If you’re planning to seek venture capital funding for your business, forming an LLC may not be the best option. Investors may prefer to invest in corporations, as they’re more familiar with their legal structure and governance.

Going Public

LLCs are not designed for companies that plan to go public or issue stock. If you’re planning to take your business public in the future, you’ll need to form a corporation or another type of legal entity.

Stay tuned for sections 5 and 6.

How to Form an LLC

If you’ve decided that forming an LLC is the right choice for your business or investment, here are the steps you’ll need to take:

1. Choosing a State of Formation

Each state has its own rules and regulations for forming an LLC, so it’s important to choose the state that’s best for your business. Factors to consider include the state’s taxes, fees, and filing requirements.

Read More:   Finger Joint Hurts When Bending: Causes, Symptoms, Diagnosis, Treatment, Prevention, and When to Seek Medical Attention

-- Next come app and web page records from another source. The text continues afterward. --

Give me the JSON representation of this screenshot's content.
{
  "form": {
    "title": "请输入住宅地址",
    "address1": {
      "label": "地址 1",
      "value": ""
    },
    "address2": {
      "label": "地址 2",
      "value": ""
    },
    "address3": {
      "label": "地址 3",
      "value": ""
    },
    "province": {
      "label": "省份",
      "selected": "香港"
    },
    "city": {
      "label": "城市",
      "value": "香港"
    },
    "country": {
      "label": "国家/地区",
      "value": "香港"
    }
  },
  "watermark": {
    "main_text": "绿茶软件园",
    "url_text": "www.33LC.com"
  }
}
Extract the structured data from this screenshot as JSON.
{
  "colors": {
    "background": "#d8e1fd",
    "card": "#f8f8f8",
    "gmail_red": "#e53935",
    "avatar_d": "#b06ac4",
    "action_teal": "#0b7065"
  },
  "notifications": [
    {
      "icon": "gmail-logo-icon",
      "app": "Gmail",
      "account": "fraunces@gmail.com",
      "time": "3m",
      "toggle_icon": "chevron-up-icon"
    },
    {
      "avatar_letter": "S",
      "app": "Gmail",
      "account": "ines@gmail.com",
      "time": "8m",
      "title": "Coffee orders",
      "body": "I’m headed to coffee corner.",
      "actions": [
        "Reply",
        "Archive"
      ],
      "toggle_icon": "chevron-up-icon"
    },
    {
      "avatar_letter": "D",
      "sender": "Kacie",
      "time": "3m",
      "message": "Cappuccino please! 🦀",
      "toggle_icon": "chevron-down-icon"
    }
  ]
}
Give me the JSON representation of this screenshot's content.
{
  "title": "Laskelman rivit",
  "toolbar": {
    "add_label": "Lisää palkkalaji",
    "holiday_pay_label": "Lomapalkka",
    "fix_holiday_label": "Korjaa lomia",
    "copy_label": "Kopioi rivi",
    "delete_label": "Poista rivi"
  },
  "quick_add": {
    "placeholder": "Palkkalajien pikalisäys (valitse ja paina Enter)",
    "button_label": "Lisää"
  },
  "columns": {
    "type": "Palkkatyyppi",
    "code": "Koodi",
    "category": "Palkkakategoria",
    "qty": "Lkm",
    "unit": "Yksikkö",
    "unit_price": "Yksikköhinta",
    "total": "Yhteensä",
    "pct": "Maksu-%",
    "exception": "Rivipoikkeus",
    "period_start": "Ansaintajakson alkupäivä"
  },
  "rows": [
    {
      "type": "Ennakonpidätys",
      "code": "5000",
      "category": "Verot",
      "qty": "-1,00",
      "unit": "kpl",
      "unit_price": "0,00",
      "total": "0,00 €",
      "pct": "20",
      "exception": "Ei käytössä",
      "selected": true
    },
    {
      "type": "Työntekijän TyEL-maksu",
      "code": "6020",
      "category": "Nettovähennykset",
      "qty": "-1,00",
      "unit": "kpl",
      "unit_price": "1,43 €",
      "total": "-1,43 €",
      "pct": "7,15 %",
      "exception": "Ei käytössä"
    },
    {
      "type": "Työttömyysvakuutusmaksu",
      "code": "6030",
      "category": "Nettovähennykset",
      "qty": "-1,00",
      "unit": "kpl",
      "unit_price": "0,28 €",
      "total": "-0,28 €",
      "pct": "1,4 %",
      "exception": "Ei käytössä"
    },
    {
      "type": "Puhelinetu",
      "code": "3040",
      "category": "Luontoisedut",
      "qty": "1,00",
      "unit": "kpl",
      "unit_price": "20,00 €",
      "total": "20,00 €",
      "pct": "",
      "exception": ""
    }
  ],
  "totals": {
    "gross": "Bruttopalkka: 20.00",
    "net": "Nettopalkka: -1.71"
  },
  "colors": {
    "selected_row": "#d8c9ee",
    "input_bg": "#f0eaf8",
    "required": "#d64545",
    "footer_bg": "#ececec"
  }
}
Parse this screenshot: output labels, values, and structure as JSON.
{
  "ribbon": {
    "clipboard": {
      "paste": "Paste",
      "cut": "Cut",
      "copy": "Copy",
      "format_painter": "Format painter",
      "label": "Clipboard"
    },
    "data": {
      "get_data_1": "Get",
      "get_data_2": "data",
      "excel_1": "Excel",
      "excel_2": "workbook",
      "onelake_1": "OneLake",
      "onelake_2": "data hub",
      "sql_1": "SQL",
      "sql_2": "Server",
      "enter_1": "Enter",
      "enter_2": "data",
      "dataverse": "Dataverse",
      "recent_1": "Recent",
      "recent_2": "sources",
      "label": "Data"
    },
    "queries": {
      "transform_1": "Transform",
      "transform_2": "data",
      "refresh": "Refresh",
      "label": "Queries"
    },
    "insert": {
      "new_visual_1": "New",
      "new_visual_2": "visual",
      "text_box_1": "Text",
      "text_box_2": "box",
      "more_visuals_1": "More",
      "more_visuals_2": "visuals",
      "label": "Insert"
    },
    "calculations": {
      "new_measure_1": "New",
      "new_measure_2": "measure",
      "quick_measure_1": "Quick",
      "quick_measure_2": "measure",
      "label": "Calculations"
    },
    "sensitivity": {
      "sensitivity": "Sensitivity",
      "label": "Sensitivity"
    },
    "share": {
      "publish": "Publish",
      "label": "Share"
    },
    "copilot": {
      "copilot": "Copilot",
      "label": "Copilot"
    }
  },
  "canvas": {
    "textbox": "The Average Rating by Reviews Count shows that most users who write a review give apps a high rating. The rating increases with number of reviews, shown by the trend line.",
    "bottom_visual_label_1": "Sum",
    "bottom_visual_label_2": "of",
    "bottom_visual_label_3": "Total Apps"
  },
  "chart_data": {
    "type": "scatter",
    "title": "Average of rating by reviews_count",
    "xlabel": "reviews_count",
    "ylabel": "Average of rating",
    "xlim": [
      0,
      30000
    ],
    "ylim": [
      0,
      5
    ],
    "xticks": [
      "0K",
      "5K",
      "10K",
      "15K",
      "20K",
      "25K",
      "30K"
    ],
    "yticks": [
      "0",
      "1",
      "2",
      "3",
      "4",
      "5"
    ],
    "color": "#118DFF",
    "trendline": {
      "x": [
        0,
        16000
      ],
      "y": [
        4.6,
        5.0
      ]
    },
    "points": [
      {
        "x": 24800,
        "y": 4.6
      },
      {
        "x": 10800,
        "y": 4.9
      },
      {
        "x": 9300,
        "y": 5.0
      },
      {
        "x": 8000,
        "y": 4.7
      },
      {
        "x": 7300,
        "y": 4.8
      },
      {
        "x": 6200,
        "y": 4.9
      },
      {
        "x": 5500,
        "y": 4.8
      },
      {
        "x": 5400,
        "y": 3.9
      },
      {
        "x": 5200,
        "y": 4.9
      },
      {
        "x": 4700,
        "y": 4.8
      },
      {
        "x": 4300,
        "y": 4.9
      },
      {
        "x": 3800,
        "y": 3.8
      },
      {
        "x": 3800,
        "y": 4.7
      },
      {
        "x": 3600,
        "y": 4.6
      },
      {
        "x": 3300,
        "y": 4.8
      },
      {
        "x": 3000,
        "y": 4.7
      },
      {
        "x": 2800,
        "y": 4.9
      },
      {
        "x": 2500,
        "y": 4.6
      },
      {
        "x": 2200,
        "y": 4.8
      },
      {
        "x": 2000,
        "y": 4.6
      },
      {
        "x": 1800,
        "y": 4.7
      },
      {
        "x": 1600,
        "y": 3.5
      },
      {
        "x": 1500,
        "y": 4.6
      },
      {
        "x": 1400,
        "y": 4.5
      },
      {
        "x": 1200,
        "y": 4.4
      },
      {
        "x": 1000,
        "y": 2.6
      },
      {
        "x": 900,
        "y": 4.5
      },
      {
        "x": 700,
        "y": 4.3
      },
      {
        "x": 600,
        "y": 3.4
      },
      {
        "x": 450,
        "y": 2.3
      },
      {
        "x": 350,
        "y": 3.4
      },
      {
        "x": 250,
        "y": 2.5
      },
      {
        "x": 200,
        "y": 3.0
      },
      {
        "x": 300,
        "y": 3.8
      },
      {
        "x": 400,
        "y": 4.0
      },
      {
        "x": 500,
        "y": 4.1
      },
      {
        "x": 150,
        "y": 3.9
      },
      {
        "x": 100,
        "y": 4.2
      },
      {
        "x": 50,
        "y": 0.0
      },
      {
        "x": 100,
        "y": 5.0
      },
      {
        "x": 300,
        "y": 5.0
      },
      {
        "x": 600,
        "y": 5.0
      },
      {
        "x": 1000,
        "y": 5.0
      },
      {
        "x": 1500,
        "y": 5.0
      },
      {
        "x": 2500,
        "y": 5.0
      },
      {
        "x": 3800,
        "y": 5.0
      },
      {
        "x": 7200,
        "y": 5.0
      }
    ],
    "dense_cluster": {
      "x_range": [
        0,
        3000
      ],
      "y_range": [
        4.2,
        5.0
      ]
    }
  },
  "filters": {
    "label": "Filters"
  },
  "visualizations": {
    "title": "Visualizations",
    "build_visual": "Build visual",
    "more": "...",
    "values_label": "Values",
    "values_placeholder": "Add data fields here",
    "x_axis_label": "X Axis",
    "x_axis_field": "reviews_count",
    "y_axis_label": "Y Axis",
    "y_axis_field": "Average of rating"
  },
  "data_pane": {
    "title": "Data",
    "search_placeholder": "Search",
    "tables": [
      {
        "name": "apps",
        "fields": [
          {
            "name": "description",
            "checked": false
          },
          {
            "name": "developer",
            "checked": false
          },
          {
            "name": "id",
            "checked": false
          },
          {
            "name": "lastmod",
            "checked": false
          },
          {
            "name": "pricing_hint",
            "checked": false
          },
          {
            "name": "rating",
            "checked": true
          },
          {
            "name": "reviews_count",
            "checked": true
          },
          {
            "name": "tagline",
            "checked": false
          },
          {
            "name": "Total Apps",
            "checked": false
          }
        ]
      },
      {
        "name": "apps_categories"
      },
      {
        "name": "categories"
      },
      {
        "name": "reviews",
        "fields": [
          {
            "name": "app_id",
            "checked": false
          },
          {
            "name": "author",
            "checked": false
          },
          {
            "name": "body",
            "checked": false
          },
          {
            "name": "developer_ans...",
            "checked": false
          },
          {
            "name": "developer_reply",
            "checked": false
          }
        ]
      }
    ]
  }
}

2. Naming the LLC

When naming your LLC, make sure it’s unique and not already in use by another business. You’ll also need to include “LLC” or a similar abbreviation in the name.

3. Filing Articles of Organization

To officially form an LLC, you’ll need to file articles of organization with the state. This document includes basic information about the LLC, such as its name, address, and registered agent.

4. Obtaining Necessary Licenses and Permits

Depending on your industry and location, you may need to obtain licenses and permits before starting your LLC. Check with your state and local government to determine what’s required.

5. Drafting an Operating Agreement

While not required in all states, drafting an operating agreement is a good idea for any LLC. This document outlines the rights and responsibilities of the members, as well as the LLC’s management structure and decision-making process.

Conclusion

In conclusion, forming an LLC can provide many benefits, including limited liability protection, pass-through taxation, and flexibility in management structure. It’s important to consider the advantages and risks of an LLC before making a decision. Consulting with a professional, such as an accountant or attorney, can help ensure that you make the right choice for your business or investment. At UCPCCU, we provide comprehensive resources and information on banking, finance, and investment to help you make informed decisions.

Back to top button